July 14, 1998

Onions can be one of the more vexing vegetables to grow in the Maritime Northwest. The seed germinates slowly, and won't push through crusted soils. As seedlings the plants are senstive to temperature, and often do poorly in our wet, cool springs. And as if that isn't enough, the plants themselves are just not that vigorous if grown in less-than-ideal soils! Many Northwest gardeners have allocated a full summer's worth of garden space to growing onions, only to harvest what amount to pungent golf balls.

In order to get around the well-advertised difficulties starting onion seed, many gardeners grow onions from sets as a matter of course. Set-grown onions have their own problems, though, including inferior eating quality, a high percentage that bolt instead of bulb, and a relatively short storage life.

I'd like to suggest an alternative to you, my fellow Northwesterners. Try growing overwintered onions! These types, hardy to below 0F, offer several advantages for the Pacific Northwest gardener.

Overwintered onions are in the ground a lot longer than their summer counterparts - roughly 300 days. Because of this, they have more time to develop a vigorous root system, which means they grow more strongly on heavy soils. In addition, overwintering types do most of their growing during spring, when soil moisture is plentiful. They mature and dry down in early summer when the days are at their longest. All these factors add up getting larger onions with less effort.

Some overwintered onions beginning to form bulbs.

Since these onions are ready to harvest between June and early July, the (usually) dry weather we receive then is much more conducive to good curing. The newer varieties of overwintering onions will easily keep well into fall if cured properly. So, if you also grow leeks, you can have alliums available year-round without too much effort.

Now I don't want to give the impression that these are the miracle byproduct of modern allium science. One shortcoming they share with other onions is the less than ideal vigor of the seed. Given that you have to sow these during the heat of August, this definitely is a concern. I do have a couple of tips that should help with growing any onions from seed. First, make sure you are buying quality seed from a reputable vendor. Don't buy them off a seed rack; instead, mail order them from a quality company, and then store them under good conditions. Second, when you sow them don't cover them back up with dirt. Instead, use sifted compost, seed starting mix, or fine-grade vermiculite, all of which hold water and will not crust over.
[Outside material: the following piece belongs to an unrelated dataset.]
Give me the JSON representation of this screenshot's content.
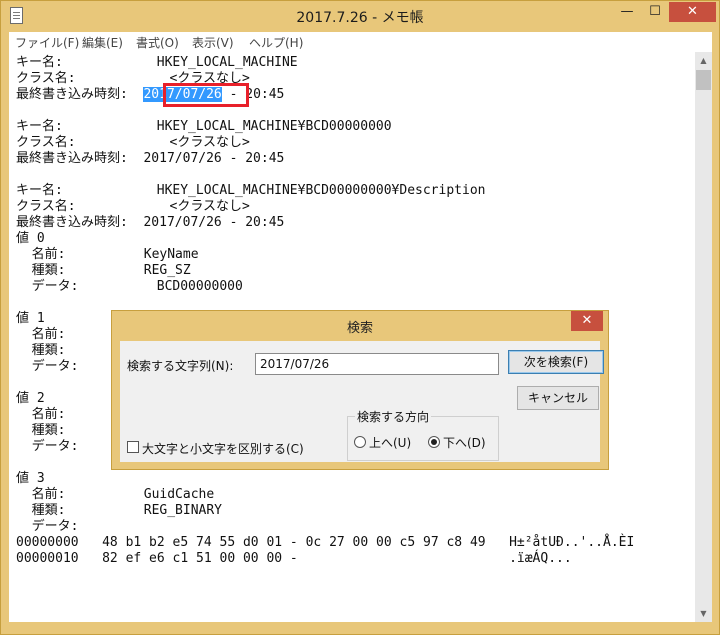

Another potential problem for most overwintered alliums (including onions, scallions, and garlic) is the constant rainfall and saturated soil we experience most winters. It can be wise to grow any alliums in raised beds, to improve the drainage a bit. If you can do it, getting some sort of cover over your overwintered onions will result in less winter damage, which will translate into stronger, earlier growth the following spring. I have had good results growing these onions in a couple of fairly dense rows under my PVC hoophouse. In February I dig them carefully, and transplant them out to their correct spacing (3-4 inches apart) in an uncovered garden bed. I side-dress them at this point with blood meal. Then in mid-April, and again in mid-May, I side-dress them again with a complete organic fertilizer.

As of now, Territorial Seed Company seems to be the only good source for overwintered onion varieties. Many other companies do at least sell Walla Walla, the justifiably famous onion from across the mountains. Walla Wallas do not keep worth a darn, and they don't dry down until July. However they taste wonderful, and the late maturity means they are more forgiving of a late planting date the previous fall. I'd say if you are not confident in your gardening skills, try Walla Wallas the first year.

All contents © Travis Saling
This page was last updated November 18, 2013